certain characteristics that make the imported fabric special. The
CCRA, itself, implemented the previous Distex recommendation by
using exporter certification, without any problems or abuse being
reported to the Tribunal. Furthermore, there is some evidence that
exporter certification is being used by the CCRA in the monitoring
and administration of other trade and tariff arrangements. 
With respect to Distex’s request for retroactive tariff relief,
the Tribunal has stated in previous cases that it will not consider
recommending such relief other than in exceptional circumstances.
Distex has provided no evidence to justify such a request. The
Tribunal, therefore, is not persuaded that the current
circumstances are so exceptional as to warrant a recommendation for
In the event that the Minister makes an order implementing the
Tribunal’s recommendation for tariff relief, and should the
circumstances that led to the initial recommendation change at some
point in the future, textile producers may request that the
Tribunal review the recommendation that led to the Minister’s
The Tribunal hereby recommends to the Minister that tariff
relief be granted, for an indeterminate period of time, on
importations from all countries of weft knit fabric, solely of
2-ply cotton yarns, measuring, per single yarn, 180 decitex or more
but not exceeding 200 decitex, of a weight of 150 g/m² or more but
not exceeding 200 g/m², certified by the exporter to have been
“double-mercerized” (i.e. the yarns have been mercerized, knit into
a fabric and subjected to a second mercerization process), of
subheading No. 6002.92, for use in the manufacture of golf
Peter F. Thalheimer
Peter F. Thalheimer
1. R.S.C. 1985 (4th
Supp.), c. 47.
2. C. Gaz.
3. Mercerization is a
treatment of cotton yarn or fabric with alkali to increase its
lustre, strength and affinity for dyes.
mercerization is a process whereby yarns are mercerized and knitted
into a fabric, and the fabric is subsequently mercerized.
5. R.S.C. 1985 (3d
Supp.), c. 41.
6. Understood by the
Tribunal to mean the date on which the request was filed.
7. Distex Inc. (8
February 1999), TR-98-002. The recommendation was in respect of a
Jacquard weft knit double-mercerized fabric.
8. Equivalent to 187
to 195 decitex per single yarn.
9. Supra note 7.
10. The fabric was
submitted on February 16, 2000.
11. Supra note
12. Supra note 7.
Further to the Tribunal’s recommendation in the previous Distex
case, tariff relief was granted on a double-mercerized fabric
produced on a Jacquard weft-knitting machine.

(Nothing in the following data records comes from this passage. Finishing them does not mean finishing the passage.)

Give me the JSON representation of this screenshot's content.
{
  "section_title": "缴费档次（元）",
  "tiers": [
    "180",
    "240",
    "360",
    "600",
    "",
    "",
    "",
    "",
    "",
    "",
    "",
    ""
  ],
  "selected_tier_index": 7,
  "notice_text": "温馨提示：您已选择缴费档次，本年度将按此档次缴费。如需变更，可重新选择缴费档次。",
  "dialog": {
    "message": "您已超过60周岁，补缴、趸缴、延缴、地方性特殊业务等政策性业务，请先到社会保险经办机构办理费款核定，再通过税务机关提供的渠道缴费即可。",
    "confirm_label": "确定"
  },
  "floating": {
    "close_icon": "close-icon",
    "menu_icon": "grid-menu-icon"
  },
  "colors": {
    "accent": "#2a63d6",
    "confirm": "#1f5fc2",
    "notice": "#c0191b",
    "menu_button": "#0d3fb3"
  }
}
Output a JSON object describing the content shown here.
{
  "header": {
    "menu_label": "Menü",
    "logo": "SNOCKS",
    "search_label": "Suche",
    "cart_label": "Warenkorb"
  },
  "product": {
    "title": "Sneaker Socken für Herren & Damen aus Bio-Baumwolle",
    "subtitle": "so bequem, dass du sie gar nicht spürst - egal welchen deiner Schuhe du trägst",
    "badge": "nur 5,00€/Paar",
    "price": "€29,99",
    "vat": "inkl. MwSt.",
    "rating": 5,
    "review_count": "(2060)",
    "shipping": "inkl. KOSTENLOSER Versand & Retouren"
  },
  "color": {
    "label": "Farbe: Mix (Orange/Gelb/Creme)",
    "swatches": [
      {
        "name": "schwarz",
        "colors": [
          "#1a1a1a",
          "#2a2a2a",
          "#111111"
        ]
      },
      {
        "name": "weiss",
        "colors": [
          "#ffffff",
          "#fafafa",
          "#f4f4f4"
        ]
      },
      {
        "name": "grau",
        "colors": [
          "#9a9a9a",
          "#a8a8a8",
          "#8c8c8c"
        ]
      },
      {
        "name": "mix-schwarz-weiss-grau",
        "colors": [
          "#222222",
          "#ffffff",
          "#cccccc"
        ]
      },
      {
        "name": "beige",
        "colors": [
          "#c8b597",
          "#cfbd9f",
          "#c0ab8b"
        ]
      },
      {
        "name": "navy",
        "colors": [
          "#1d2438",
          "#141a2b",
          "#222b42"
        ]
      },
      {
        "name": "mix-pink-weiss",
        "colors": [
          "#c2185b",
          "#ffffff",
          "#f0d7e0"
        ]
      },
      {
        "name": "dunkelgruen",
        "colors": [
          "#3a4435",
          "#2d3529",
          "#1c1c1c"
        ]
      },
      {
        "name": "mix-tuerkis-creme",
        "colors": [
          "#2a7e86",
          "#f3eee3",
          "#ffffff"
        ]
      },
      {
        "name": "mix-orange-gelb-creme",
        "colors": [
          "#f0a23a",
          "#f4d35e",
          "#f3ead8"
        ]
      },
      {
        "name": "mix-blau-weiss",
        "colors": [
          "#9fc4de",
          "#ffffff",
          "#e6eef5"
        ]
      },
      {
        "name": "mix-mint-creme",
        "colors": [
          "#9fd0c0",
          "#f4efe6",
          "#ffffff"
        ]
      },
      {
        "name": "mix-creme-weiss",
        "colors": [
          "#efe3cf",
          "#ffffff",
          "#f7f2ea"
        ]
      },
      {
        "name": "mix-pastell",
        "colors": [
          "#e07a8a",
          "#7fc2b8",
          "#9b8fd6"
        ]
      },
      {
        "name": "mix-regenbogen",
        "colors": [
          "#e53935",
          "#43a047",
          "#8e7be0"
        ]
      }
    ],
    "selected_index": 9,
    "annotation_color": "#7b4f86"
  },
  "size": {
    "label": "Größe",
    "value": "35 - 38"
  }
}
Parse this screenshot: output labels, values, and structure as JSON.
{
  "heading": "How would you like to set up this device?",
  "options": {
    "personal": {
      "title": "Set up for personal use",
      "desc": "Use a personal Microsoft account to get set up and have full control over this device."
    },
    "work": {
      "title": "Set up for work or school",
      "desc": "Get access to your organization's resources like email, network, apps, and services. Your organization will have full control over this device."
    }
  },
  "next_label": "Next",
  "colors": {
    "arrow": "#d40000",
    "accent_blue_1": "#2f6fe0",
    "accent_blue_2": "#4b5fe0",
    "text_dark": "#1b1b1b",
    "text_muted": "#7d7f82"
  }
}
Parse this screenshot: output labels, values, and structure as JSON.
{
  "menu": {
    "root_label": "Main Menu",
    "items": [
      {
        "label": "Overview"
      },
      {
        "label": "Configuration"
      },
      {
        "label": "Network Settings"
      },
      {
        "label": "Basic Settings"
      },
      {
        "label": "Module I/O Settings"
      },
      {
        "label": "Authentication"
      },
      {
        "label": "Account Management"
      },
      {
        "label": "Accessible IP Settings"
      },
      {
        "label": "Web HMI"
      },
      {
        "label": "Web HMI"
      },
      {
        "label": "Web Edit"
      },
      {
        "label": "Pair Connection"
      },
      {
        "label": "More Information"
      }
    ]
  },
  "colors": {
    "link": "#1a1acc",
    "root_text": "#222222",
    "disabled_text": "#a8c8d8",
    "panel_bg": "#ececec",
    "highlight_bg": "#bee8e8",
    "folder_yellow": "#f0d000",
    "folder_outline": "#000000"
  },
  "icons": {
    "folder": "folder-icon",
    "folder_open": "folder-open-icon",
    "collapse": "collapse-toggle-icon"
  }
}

In order to obtain
tariff relief on this fabric, an importer has to provide, upon
importation, exporter certification that the fabric has been both
double-mercerized and knitted on a Jacquard weft-knitting
13. Supra note 7 at
7 and 8.
14. Agmont’s letter
to the Tribunal dated January 17, 2000.
15. See, for
example, Camp Mate (10 June 1996), TR-95-051 (CITT); Lady Americana
Sleep Products (12 February 1997), TR-95-064 and TR-95-065 (CITT);
Cambridge Industries (12 February 1999), TR-98-001 (CITT); Helly
Hansen Canada (19 March 1999), TR-97-015, TR-97-016 and TR-97-020
(CITT); Jones Apparel Group Canada (8 July 1999), TR-98-017 (CITT);
Tribal Sportswear (24 August 1999), TR-98-019 (CITT); and Western
Glove Works (4 February 2000), TR-99-003 (CITT).
16. Distex’s final
submission dated January 28, 2000, at 14 .
[Table of Contents
Initial publication: April 4, 2000